▸ WHAT THIS TASK INVOLVES
No pictures, nothing altered: return the data below.

▸ SUPPLIED DATA
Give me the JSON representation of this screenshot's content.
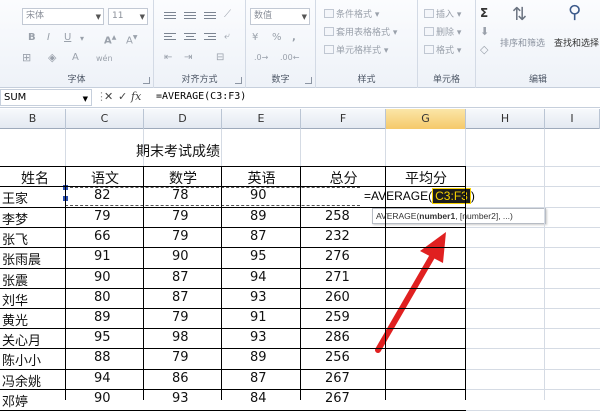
{
  "ribbon": {
    "font_group": {
      "label": "字体",
      "font_name": "宋体",
      "font_size": "11",
      "bold": "B",
      "italic": "I",
      "underline": "U",
      "font_color": "A",
      "wen": "wén"
    },
    "align_group": {
      "label": "对齐方式"
    },
    "number_group": {
      "label": "数字",
      "format": "数值",
      "percent": "%",
      "comma": ","
    },
    "styles_group": {
      "label": "样式",
      "items": [
        "条件格式",
        "套用表格格式",
        "单元格样式"
      ]
    },
    "cells_group": {
      "label": "单元格",
      "items": [
        "插入",
        "删除",
        "格式"
      ]
    },
    "edit_group": {
      "label": "编辑",
      "sigma": "Σ",
      "sort_filter": "排序和筛选",
      "find_select": "查找和选择"
    }
  },
  "formula_bar": {
    "name_box": "SUM",
    "cancel": "✕",
    "enter": "✓",
    "fx": "fx",
    "formula": "=AVERAGE(C3:F3)"
  },
  "columns": [
    "B",
    "C",
    "D",
    "E",
    "F",
    "G",
    "H",
    "I"
  ],
  "active_column": "G",
  "sheet": {
    "title": "期末考试成绩",
    "headers": [
      "姓名",
      "语文",
      "数学",
      "英语",
      "总分",
      "平均分"
    ],
    "rows": [
      [
        "王家",
        "82",
        "78",
        "90",
        ""
      ],
      [
        "李梦",
        "79",
        "79",
        "89",
        "258"
      ],
      [
        "张飞",
        "66",
        "79",
        "87",
        "232"
      ],
      [
        "张雨晨",
        "91",
        "90",
        "95",
        "276"
      ],
      [
        "张震",
        "90",
        "87",
        "94",
        "271"
      ],
      [
        "刘华",
        "80",
        "87",
        "93",
        "260"
      ],
      [
        "黄光",
        "89",
        "79",
        "91",
        "259"
      ],
      [
        "关心月",
        "95",
        "98",
        "93",
        "286"
      ],
      [
        "陈小小",
        "88",
        "79",
        "89",
        "256"
      ],
      [
        "冯余姚",
        "94",
        "86",
        "87",
        "267"
      ],
      [
        "邓婷",
        "90",
        "93",
        "84",
        "267"
      ]
    ],
    "editing_prefix": "=AVERAGE(",
    "editing_ref": "C3:F3",
    "editing_suffix": ")",
    "tooltip_func": "AVERAGE(",
    "tooltip_arg": "number1",
    "tooltip_rest": ", [number2], ...)"
  },
  "colors": {
    "arrow": "#e02020",
    "ref_highlight": "#f5d000",
    "active_header": "#f5c96a"
  }
}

▸ EXERCISE RESPONSE
Give me the JSON representation of this screenshot's content.
{
  "ribbon": {
    "font_group": {
      "label": "字体",
      "font_name": "宋体",
      "font_size": "11",
      "bold": "B",
      "italic": "I",
      "underline": "U",
      "font_color": "A",
      "wen": "wén"
    },
    "align_group": {
      "label": "对齐方式"
    },
    "number_group": {
      "label": "数字",
      "format": "数值",
      "percent": "%",
      "comma": ","
    },
    "styles_group": {
      "label": "样式",
      "items": [
        "条件格式",
        "套用表格格式",
        "单元格样式"
      ]
    },
    "cells_group": {
      "label": "单元格",
      "items": [
        "插入",
        "删除",
        "格式"
      ]
    },
    "edit_group": {
      "label": "编辑",
      "sigma": "Σ",
      "sort_filter": "排序和筛选",
      "find_select": "查找和选择"
    }
  },
  "formula_bar": {
    "name_box": "SUM",
    "cancel": "✕",
    "enter": "✓",
    "fx": "fx",
    "formula": "=AVERAGE(C3:F3)"
  },
  "columns": [
    "B",
    "C",
    "D",
    "E",
    "F",
    "G",
    "H",
    "I"
  ],
  "active_column": "G",
  "sheet": {
    "title": "期末考试成绩",
    "headers": [
      "姓名",
      "语文",
      "数学",
      "英语",
      "总分",
      "平均分"
    ],
    "rows": [
      [
        "王家",
        "82",
        "78",
        "90",
        ""
      ],
      [
        "李梦",
        "79",
        "79",
        "89",
        "258"
      ],
      [
        "张飞",
        "66",
        "79",
        "87",
        "232"
      ],
      [
        "张雨晨",
        "91",
        "90",
        "95",
        "276"
      ],
      [
        "张震",
        "90",
        "87",
        "94",
        "271"
      ],
      [
        "刘华",
        "80",
        "87",
        "93",
        "260"
      ],
      [
        "黄光",
        "89",
        "79",
        "91",
        "259"
      ],
      [
        "关心月",
        "95",
        "98",
        "93",
        "286"
      ],
      [
        "陈小小",
        "88",
        "79",
        "89",
        "256"
      ],
      [
        "冯余姚",
        "94",
        "86",
        "87",
        "267"
      ],
      [
        "邓婷",
        "90",
        "93",
        "84",
        "267"
      ]
    ],
    "editing_prefix": "=AVERAGE(",
    "editing_ref": "C3:F3",
    "editing_suffix": ")",
    "tooltip_func": "AVERAGE(",
    "tooltip_arg": "number1",
    "tooltip_rest": ", [number2], ...)"
  },
  "colors": {
    "arrow": "#e02020",
    "ref_highlight": "#f5d000",
    "active_header": "#f5c96a"
  }
}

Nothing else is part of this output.